Voodoo Floss works by compression. You wrap it relatively tightly around any affected area, and do range of motion exercises for that area, for a period of around 2 minutes (you don’t want to overdue it, due to the vascular occlusion that occurs). When you are done with the exercises and you release the band the theory is that all the blood rushes back to the area, bringing more nutrients to the injury than before. There may be some additional benefits due to “fascial tearing”, which I guess is the layers of tissue sliding on each other while compressed. From everything I’ve read online their seems to not really be any good scientific research of what’s actually going on. The results are mostly based on anecdotal evidence, but I’m willing to give it a shot to see if it helps.
After one session of doing range of motion exercises with the Voodoo Floss there was an improvement in my bicep, it felt “released” and no pain at all after that. Success! I did the same with my forearm and knee, and did not get immediate results, but will continue to do work with those areas and see what works.
Here are a couple of videos I watched to get an idea of how to use the Voodoo Floss:
This is my take on making a homemade grappling dummy. My goal was to create something durable, flexible, and strong, and to try to do it as cheaply as possible. I tried to do this under 50 dollars, but I ended up spending about 80 dollars. This design took a lot of duct tape, which was about half the cost. If you can get *good* duct tape cheaper than I did (about 10 dollars a roll), then you might be able to get the cost down. Regardless, I still saved a ton over buying one outright.
I started the design based on this link on various tutorials I’ve seen online. I combined a couple of ideas and built what I have listed below. I wanted to put together a detailed tutorial on how to build one, because I didn’t see a really well spelled out tutorial online already.
I’ve had some time to practice with this dummy. So far it seems pretty sturdy. I will update this page if there end up being any issues with it. Since this design uses the service cable, the flexibility allows you to position this dummy in a variety of ways, and the strength of the service cable allows the dummy to hold it’s position on it’s own. It can sit in upright in your guard, or wrap you in guard, etc.

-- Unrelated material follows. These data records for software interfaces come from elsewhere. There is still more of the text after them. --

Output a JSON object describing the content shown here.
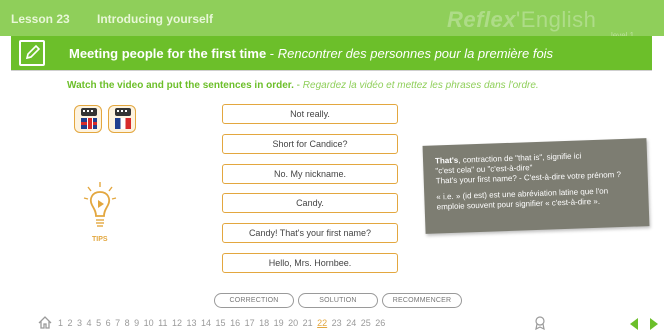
{
  "header": {
    "lesson": "Lesson 23",
    "section": "Introducing yourself",
    "brand_main": "Reflex",
    "brand_accent": "'English",
    "brand_level": "level 1"
  },
  "title": {
    "en": "Meeting people for the first time",
    "separator": " - ",
    "fr": "Rencontrer des personnes pour la première fois"
  },
  "instruction": {
    "en": "Watch the video and put the sentences in order.",
    "separator": " - ",
    "fr": "Regardez la vidéo et mettez les phrases dans l'ordre."
  },
  "tips_label": "TIPS",
  "sentences": [
    "Not really.",
    "Short for Candice?",
    "No. My nickname.",
    "Candy.",
    "Candy! That's your first name?",
    "Hello, Mrs. Hornbee."
  ],
  "tooltip": {
    "term": "That's",
    "line1": ", contraction de \"that is\", signifie ici",
    "line2": "\"c'est cela\" ou \"c'est-à-dire\"",
    "line3": "That's your first name? - C'est-à-dire votre prénom ?",
    "line4": "« i.e. » (id est) est une abréviation latine que l'on emploie souvent pour signifier « c'est-à-dire »."
  },
  "controls": {
    "correction": "CORRECTION",
    "solution": "SOLUTION",
    "restart": "RECOMMENCER"
  },
  "pages": [
    "1",
    "2",
    "3",
    "4",
    "5",
    "6",
    "7",
    "8",
    "9",
    "10",
    "11",
    "12",
    "13",
    "14",
    "15",
    "16",
    "17",
    "18",
    "19",
    "20",
    "21",
    "22",
    "23",
    "24",
    "25",
    "26"
  ],
  "current_page": "22",
  "colors": {
    "green_dark": "#6cbf2a",
    "green_light": "#8fcf5a",
    "orange": "#e3a73f",
    "tooltip_bg": "#7d7d72"
  }
}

WHAT YOU’LL NEED
9 Feet of Service Entrance Cable, Aluminum, 4/0-4/0-2/0 200 Amp “AA8176 style U-type AWG 2” – Can be found at Lowes for about $1.89 a foot as of the time of this article. It comes bundled with 3 cables, the bundle of 3 at 9 feet will cost around 18 dollars total.
I deteremined the measurement of 9 feet for my frame by making the following calculations:
Measure the length of your foot x2 (if you have a 10 inch foot, then double that and make it 20)
Measure the length of your leg x2 (same for the leg, if you have 36 inch leg, then double it and make it 72)
Measure the width of your waist (if it’s 15 inches across don’t double this length, just keep it 15)
Add all the above measurements together 20 + 72 + 17 = 109 inches = approximately 9feet
As you’ll see later in the instructions, the piece of cable that makes up the feet/legs/waist would be the longest length you would need.
3 to 4 rolls of Duct Tape. I used a little over 3 rolls, you might be able to do it with a little less. (30 – 40 dollars)
2 Tennis Balls – 2 dollars at Target.
2 – 2″ x 15″ x 17″ sheets of High Density Foam. Can be found at Jo-Ann Fabrics for around 10 dollars a sheet.
Some filler material – I used 2 bed sheets and an old thick sweatshirt, all bought from good will for about 5 dollars total.
3 Pool noodles – Target, about 4 dollars a piece
1 pair of socks.
A mop, the kind with a hollow steel handle, and the stringy mop head that attaches directly to the handle, not to an piece of plastic between the handle and the head. The “Quickie – Clean Results Wet Mop” is what I used. About 7 dollars at Lowes.